ABOUT THIS TASK:
Below are the entries to retype; reproduce each one exactly.

(RECORDS FOR THE EXERCISE begins)

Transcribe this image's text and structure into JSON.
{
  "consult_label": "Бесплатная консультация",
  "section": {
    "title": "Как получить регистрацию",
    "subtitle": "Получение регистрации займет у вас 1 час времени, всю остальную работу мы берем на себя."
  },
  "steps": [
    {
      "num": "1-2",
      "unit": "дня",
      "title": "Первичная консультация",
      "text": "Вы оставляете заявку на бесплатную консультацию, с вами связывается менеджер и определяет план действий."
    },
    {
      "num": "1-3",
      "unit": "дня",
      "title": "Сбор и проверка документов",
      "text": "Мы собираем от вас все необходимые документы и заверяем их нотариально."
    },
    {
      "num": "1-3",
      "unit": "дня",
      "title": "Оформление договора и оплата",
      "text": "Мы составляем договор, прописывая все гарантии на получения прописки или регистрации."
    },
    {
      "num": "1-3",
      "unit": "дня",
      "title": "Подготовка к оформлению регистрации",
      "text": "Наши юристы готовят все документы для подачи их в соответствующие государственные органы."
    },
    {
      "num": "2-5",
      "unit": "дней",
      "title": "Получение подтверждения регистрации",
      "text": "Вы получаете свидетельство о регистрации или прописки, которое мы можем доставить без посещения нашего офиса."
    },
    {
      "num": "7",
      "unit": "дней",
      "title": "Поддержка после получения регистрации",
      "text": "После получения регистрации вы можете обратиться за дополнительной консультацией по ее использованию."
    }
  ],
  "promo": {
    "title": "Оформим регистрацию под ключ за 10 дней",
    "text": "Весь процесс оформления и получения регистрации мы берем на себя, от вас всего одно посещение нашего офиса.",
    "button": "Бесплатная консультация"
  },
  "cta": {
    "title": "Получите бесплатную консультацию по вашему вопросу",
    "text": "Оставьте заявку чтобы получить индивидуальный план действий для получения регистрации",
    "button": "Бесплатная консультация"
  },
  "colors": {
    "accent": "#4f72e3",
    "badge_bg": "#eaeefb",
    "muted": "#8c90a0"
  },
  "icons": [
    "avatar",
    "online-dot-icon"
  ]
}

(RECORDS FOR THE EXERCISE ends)

TASK RESPONSE:
Transcribe this image's text and structure into JSON.
{
  "consult_label": "Бесплатная консультация",
  "section": {
    "title": "Как получить регистрацию",
    "subtitle": "Получение регистрации займет у вас 1 час времени, всю остальную работу мы берем на себя."
  },
  "steps": [
    {
      "num": "1-2",
      "unit": "дня",
      "title": "Первичная консультация",
      "text": "Вы оставляете заявку на бесплатную консультацию, с вами связывается менеджер и определяет план действий."
    },
    {
      "num": "1-3",
      "unit": "дня",
      "title": "Сбор и проверка документов",
      "text": "Мы собираем от вас все необходимые документы и заверяем их нотариально."
    },
    {
      "num": "1-3",
      "unit": "дня",
      "title": "Оформление договора и оплата",
      "text": "Мы составляем договор, прописывая все гарантии на получения прописки или регистрации."
    },
    {
      "num": "1-3",
      "unit": "дня",
      "title": "Подготовка к оформлению регистрации",
      "text": "Наши юристы готовят все документы для подачи их в соответствующие государственные органы."
    },
    {
      "num": "2-5",
      "unit": "дней",
      "title": "Получение подтверждения регистрации",
      "text": "Вы получаете свидетельство о регистрации или прописки, которое мы можем доставить без посещения нашего офиса."
    },
    {
      "num": "7",
      "unit": "дней",
      "title": "Поддержка после получения регистрации",
      "text": "После получения регистрации вы можете обратиться за дополнительной консультацией по ее использованию."
    }
  ],
  "promo": {
    "title": "Оформим регистрацию под ключ за 10 дней",
    "text": "Весь процесс оформления и получения регистрации мы берем на себя, от вас всего одно посещение нашего офиса.",
    "button": "Бесплатная консультация"
  },
  "cta": {
    "title": "Получите бесплатную консультацию по вашему вопросу",
    "text": "Оставьте заявку чтобы получить индивидуальный план действий для получения регистрации",
    "button": "Бесплатная консультация"
  },
  "colors": {
    "accent": "#4f72e3",
    "badge_bg": "#eaeefb",
    "muted": "#8c90a0"
  },
  "icons": [
    "avatar",
    "online-dot-icon"
  ]
}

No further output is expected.